But imagine if the buyer and seller could then take this to next level. Imagine the buyer saying, "Hey, your inventory is working great for me in RTB -- I'd be willing to pay even more than a $4 CPM to get more of it," while the seller says, "I've only been putting a trickle of that inventory into RTB because I was worried about channel conflict, price erosion, and advertiser quality. But for an $8 CPM, you can have all of it." Deal.
So, having explored each of the four quadrants, how should a buyer spend their monthly display budget to find the best 0.01 percent of the RTB universe? By picking off the impressions and users tucked into very top-right corner of the graph (labeled "maximum performance"), representing the highest-quality and highest-value impressions for that campaign. As budgets increase and more impressions are needed, larger scale buyers should expand out from that corner, carving out larger portions of that upper-right section of the graph to meet their budget needs (as the concentric circles in the graph suggest).
Ironically, most DSPs actually spend their clients' budgets in the lower left portion of the graph (non-performance) because (a) that's where most of the impressions are, and (b) they lack the ability to quantify and model things like impression quality, buyer value, or market value. Instead, they are making manual, time-consuming, but inaccurate guesses at what to buy, or simply just bidding low and praying. That underscores the fact that none of this smart buying is possible without the underlying algorithms to determine these quantities, and to do so fast, accurately, and often in a data-rich and highly dynamic environment. That's the area where most DSPs fall down.
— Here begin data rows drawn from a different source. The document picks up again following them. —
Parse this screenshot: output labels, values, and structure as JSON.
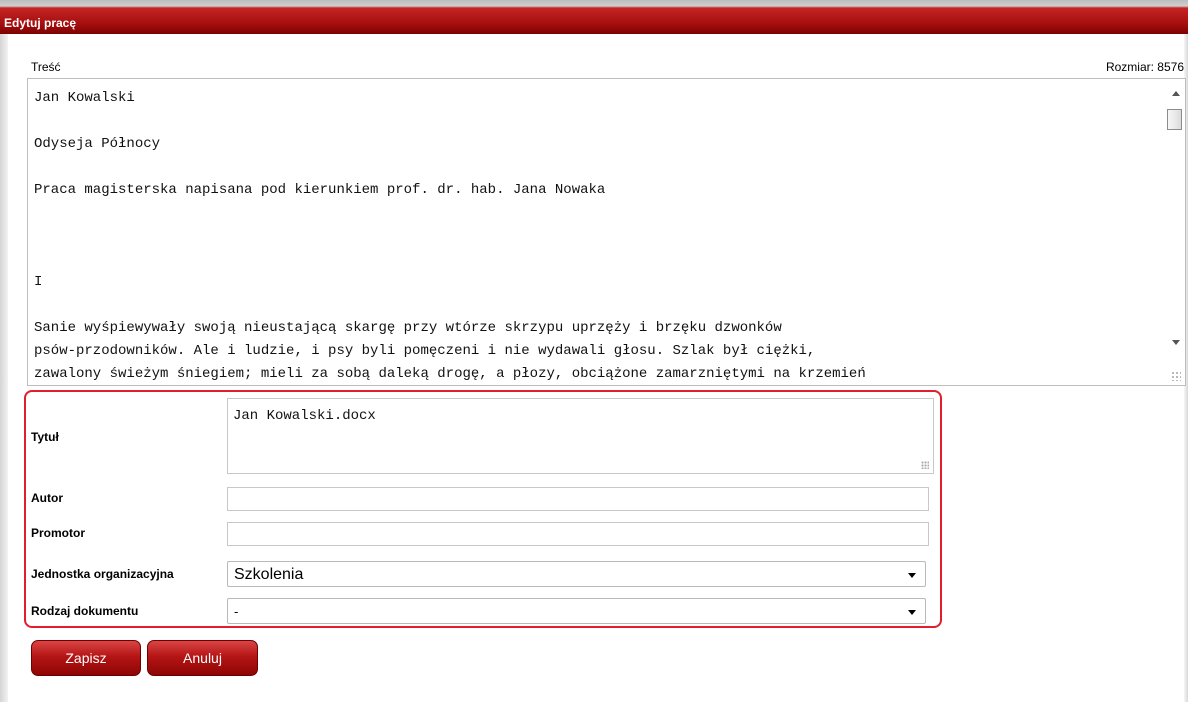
{
  "window": {
    "title": "Edytuj pracę"
  },
  "content": {
    "label": "Treść",
    "size_label": "Rozmiar: 8576",
    "lines": [
      "Jan Kowalski",
      "",
      "Odyseja Północy",
      "",
      "Praca magisterska napisana pod kierunkiem prof. dr. hab. Jana Nowaka",
      "",
      "",
      "",
      "I",
      "",
      "Sanie wyśpiewywały swoją nieustającą skargę przy wtórze skrzypu uprzęży i brzęku dzwonków",
      "psów-przodowników. Ale i ludzie, i psy byli pomęczeni i nie wydawali głosu. Szlak był ciężki,",
      "zawalony świeżym śniegiem; mieli za sobą daleką drogę, a płozy, obciążone zamarzniętymi na krzemień"
    ]
  },
  "form": {
    "title": {
      "label": "Tytuł",
      "value": "Jan Kowalski.docx"
    },
    "author": {
      "label": "Autor",
      "value": ""
    },
    "promoter": {
      "label": "Promotor",
      "value": ""
    },
    "org_unit": {
      "label": "Jednostka organizacyjna",
      "value": "Szkolenia"
    },
    "doc_type": {
      "label": "Rodzaj dokumentu",
      "value": "-"
    }
  },
  "buttons": {
    "save": "Zapisz",
    "cancel": "Anuluj"
  },
  "colors": {
    "accent": "#a60e0e",
    "highlight_border": "#e11d2e"
  }
}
How do you know if your DSP is doing this? A good way to tell is to ask for log-level data on the bid price for each impression they deliver for your campaign. If all their bids are simply falling within some limited range (e.g., $1.25 plus or minus $0.25), then you know you've got an algorithm-less DSP. Alternatively, one can ask: "If I were to give you an impression and all its associated characteristics, could you tell me the predicted user action rate (and hence the impression quality), as well as the correct buyer value, market value, and relative value?" (Your DSP may not use these terms, but the underlying principles should be the same). If they say yes, then ask for this data on all the impressions for your campaign.
If they can't, then you have to wonder how they are spending the budget. Is it on the right 0.01 percent? If they are just guessing at audiences or bidding low, the odds of that are about the same as finding a four-leaf clover on the first try. Good luck!
Ari Buchalter oversees MediaMath's product team, designing and delivering best-in-class solutions to the market via the TerminalOne platform, as well as MediaMath's business operations group focused on delivering exceptional results to clients.
On Twitter? Follow iMedia Connection at @iMediaTweet.